He thought of killing his 'master', but that would have complicated rather than simplified the situation. He knew that the youngling was in the forest, and that meant he was on his turf. No, he had to be patient, he had to put up with that Norman fool for a little longer, though he had to make sure that Mark's hunt wouldn't interfere with his own.
He knew that as long as his 'master' didn't intend to display the boy's head on a stake, the lad should be fine, and he knew that finding the boy in the forest could be difficult. The lad probably knew the terrain, and its people, like the back of his hand, and he had been well trained... he had seen to that himself.
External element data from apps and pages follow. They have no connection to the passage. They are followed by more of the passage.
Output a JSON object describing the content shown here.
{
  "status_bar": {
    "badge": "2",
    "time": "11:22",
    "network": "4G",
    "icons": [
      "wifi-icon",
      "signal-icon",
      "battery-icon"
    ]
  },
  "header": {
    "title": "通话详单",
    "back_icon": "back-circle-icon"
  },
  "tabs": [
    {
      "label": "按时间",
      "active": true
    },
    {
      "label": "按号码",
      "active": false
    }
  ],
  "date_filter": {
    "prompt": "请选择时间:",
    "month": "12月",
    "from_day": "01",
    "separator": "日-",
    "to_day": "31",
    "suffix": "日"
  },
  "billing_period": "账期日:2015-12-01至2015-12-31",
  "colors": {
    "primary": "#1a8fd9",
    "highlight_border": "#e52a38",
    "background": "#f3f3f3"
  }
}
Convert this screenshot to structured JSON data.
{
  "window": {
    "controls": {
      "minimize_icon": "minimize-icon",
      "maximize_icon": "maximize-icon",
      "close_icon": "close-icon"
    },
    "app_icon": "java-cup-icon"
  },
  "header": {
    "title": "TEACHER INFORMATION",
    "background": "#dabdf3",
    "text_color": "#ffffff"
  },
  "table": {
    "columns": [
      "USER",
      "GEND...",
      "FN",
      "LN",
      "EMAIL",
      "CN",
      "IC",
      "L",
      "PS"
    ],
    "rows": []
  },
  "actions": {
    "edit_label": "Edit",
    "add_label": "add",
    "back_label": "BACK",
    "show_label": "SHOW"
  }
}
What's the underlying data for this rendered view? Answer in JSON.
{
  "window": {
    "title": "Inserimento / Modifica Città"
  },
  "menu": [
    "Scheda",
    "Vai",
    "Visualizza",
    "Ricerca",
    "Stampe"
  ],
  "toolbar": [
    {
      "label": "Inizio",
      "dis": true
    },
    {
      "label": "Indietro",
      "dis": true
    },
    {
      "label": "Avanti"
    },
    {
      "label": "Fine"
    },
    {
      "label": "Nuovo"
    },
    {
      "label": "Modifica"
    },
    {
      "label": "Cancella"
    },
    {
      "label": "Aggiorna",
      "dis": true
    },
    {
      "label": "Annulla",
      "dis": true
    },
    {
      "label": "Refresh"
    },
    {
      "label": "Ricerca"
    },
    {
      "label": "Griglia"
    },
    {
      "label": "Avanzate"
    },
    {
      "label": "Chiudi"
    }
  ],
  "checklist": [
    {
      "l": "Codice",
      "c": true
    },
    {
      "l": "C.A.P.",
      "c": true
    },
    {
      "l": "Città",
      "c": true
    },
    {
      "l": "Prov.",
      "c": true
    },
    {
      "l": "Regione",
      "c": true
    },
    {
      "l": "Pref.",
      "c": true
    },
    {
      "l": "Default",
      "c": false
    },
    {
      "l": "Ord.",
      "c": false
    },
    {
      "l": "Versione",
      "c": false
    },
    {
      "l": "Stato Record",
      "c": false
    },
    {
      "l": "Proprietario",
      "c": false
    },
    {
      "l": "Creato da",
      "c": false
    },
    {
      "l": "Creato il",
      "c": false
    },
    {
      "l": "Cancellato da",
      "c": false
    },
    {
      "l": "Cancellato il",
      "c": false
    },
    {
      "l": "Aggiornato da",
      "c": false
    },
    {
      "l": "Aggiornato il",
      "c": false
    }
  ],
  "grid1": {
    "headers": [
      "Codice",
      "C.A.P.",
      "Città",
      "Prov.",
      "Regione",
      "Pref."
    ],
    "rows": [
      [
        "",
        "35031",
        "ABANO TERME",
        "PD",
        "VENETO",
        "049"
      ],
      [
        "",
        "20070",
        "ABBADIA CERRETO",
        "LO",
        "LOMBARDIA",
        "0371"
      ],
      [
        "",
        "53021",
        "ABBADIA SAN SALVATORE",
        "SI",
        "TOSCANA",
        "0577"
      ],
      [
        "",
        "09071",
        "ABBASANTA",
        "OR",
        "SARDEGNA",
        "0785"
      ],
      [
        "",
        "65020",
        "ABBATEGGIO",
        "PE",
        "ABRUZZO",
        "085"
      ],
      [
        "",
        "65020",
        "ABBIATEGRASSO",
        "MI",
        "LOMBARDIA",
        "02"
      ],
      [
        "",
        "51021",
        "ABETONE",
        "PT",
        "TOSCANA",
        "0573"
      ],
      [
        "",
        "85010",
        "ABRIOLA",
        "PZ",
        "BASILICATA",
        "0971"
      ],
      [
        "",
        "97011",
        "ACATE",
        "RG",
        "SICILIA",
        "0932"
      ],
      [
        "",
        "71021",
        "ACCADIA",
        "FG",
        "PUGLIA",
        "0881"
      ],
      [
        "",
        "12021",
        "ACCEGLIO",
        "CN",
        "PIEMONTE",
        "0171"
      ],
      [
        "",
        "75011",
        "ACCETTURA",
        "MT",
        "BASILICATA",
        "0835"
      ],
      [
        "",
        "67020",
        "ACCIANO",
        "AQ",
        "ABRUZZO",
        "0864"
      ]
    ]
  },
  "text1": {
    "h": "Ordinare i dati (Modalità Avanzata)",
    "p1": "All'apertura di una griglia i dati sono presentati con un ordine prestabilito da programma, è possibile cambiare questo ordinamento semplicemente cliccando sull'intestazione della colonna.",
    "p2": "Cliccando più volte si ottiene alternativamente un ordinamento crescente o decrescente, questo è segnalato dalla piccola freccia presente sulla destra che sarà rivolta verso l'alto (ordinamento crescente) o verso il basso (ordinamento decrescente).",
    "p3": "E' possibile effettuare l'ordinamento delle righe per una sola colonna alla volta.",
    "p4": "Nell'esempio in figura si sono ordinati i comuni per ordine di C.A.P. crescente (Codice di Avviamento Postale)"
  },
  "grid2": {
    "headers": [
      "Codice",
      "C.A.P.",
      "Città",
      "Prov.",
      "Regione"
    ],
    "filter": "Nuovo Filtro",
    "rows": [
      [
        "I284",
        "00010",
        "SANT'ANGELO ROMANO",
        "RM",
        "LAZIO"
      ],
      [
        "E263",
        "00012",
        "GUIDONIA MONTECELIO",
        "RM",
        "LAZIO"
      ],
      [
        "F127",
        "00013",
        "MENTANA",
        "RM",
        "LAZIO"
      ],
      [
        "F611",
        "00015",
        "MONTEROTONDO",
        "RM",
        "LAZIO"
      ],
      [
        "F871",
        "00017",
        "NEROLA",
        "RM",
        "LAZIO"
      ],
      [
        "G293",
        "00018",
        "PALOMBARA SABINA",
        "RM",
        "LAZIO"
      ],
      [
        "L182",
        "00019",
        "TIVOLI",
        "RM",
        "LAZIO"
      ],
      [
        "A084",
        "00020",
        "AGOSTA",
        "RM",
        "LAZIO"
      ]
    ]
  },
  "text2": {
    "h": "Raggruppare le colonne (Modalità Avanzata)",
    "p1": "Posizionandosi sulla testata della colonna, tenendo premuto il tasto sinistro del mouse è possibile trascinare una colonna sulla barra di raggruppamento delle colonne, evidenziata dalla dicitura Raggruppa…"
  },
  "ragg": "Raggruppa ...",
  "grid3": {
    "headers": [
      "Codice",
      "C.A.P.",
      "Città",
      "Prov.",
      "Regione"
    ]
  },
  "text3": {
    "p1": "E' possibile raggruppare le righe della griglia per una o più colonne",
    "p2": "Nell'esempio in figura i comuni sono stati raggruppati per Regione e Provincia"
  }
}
He was well aware that the boy had defeated him once already. He knew just how skilled a fighter the lad really was. No, meeting him under his rules wouldn't do. He had to draw him out into the open. The boy was loyal, and he had friends, friends he valued. He could use that. Perhaps he could issue him a challenge, one that questioned his honour, or one that he would interpret as a threat to his friends. Yes, that would work. He could smoke him out. Perhaps he could even persuade the Norman fool to willingly go along with his plans, besides, the boy's friends had to die. They were precious to him so they couldn't be allowed to live, but for now the boy would probably be more manageable if he thought someone else was responsible for their deaths. He could still use Philip Mark.
His mask allowed him to observe them in silence. For these noblemen he, the leader of the Horsemen, was nothing more than a piece of furniture. They ate and drank trusting Death to watch their backs. They didn't know how easily he could see into their souls. At first his eyes settled on Gisburne, he had seen the man in action, both in the castle and on the field. He was a pitiful man, a servant who wore the attire of a nobleman, crawling at the feet of his new master with less loyalty than a dog. He was a poisonous snake seeking shelter. And then there was the other man, de Rainault, who was even more pathetic. Weak and afraid, a failure. Terrified of his own forest, and his own worthlessness.
Yes, they were petty, but that no longer mattered, at last the challenge had been issued. It was now only a matter of hours, then it would be over. The boy would be his, and he would kill him. He was ready to die, and, after that, he would be what he had always dreamt he would be. He would be what he had made him into... a Horseman.
The boy was lost to him, that was his first thought as he came back. Twice the youngling had killed him, and there wouldn't be a third time. The child had proven to himself that he could best him and, knowing that, he could never follow him. If he weren't in the forest perhaps he could kill him, permanently, but if he were to meet him now, on his turf, the odds would be stacked heavily against him. Even considering the advantage represented by that faint buzz, he knew that the boy would probably see him coming. No, the time had come for Sarak to die.
About this story: Yes, I know that in 'Robin of Sherwood' Nasir is responsible for the scar on Sarak's face, and this is not consistent with him being Kronos (whose scar was already present in the Bronze Age), but since both Sarak and Kronos were played by Valentine Pelka, and there were other obvious similarities between them (including that scar), this crossover felt kind of natural.